on 7 July 1998
For anyone tired with the last fifteen years of "hip" postmodernism, this is an inspiring collection of darkly comic and seriously focussed essays ranging from the dillema of language and meaning to the innanity of literary prizes (which is especially juicy and hostile due to the fact that Gass, in the ranks of Pynchon, Gaddis, Reed, Coover and Ashberry, has never won one). Gass's prose cranks up the brain with lightening quickness, exercising synapses that haven't seen this much attention since German romantic criticism. He explores the epiphanies of recognition much differntly than the contemporary semioticians and psychanalysers because he expands his own inquiries in a playful use of language that demonstrates rather than deconstructs.
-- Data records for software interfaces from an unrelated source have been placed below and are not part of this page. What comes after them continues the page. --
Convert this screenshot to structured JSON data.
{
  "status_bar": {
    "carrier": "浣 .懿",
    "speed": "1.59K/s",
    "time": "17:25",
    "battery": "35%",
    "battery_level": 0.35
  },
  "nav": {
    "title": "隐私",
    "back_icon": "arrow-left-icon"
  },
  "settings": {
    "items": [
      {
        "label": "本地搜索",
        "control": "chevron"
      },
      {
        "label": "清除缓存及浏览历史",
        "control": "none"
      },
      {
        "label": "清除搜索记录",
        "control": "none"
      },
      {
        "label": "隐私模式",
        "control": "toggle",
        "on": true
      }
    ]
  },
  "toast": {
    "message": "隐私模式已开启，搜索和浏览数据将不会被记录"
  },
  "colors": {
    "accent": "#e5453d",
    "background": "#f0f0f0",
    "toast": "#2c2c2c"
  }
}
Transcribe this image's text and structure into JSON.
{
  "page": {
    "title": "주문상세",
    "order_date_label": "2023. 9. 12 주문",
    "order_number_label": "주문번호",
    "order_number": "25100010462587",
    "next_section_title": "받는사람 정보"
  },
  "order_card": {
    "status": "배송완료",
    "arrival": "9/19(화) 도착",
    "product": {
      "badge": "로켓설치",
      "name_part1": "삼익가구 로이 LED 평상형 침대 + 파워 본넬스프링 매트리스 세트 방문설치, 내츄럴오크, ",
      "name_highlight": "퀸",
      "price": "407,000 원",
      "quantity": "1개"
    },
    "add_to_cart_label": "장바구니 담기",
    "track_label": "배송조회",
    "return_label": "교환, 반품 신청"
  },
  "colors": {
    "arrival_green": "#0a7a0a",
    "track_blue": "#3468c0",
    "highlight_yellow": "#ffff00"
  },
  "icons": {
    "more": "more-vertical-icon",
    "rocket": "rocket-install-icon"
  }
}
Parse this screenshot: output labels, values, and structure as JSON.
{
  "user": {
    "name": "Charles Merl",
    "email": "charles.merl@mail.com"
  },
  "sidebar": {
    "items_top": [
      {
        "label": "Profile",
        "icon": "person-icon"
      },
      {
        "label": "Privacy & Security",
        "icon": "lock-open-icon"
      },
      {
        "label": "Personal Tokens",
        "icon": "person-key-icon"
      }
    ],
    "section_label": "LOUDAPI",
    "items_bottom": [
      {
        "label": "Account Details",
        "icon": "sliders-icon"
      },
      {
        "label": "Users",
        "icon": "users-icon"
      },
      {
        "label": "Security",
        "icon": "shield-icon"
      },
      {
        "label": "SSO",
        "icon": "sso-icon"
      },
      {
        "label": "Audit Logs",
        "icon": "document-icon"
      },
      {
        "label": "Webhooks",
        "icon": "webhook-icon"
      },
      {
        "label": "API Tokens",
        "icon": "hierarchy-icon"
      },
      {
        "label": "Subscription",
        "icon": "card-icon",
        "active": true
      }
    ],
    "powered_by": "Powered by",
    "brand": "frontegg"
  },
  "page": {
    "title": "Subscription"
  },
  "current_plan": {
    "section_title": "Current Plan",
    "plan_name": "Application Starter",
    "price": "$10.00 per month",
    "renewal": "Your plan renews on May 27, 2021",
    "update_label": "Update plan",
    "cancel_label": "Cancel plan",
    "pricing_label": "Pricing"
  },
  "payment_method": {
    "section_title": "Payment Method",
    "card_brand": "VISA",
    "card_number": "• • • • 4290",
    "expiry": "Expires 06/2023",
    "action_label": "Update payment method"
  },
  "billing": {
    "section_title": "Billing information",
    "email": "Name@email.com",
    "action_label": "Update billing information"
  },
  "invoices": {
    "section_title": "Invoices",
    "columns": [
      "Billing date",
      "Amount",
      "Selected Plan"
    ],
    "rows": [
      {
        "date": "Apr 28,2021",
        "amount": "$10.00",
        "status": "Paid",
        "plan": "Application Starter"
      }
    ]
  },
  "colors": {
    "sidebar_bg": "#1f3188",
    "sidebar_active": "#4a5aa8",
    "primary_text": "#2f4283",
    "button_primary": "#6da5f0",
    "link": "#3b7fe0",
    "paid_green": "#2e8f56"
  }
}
Gass may not be our Walter Benjamin, but in an American literary landscape reluctant to relax and break wind he is our flatulator par excellence.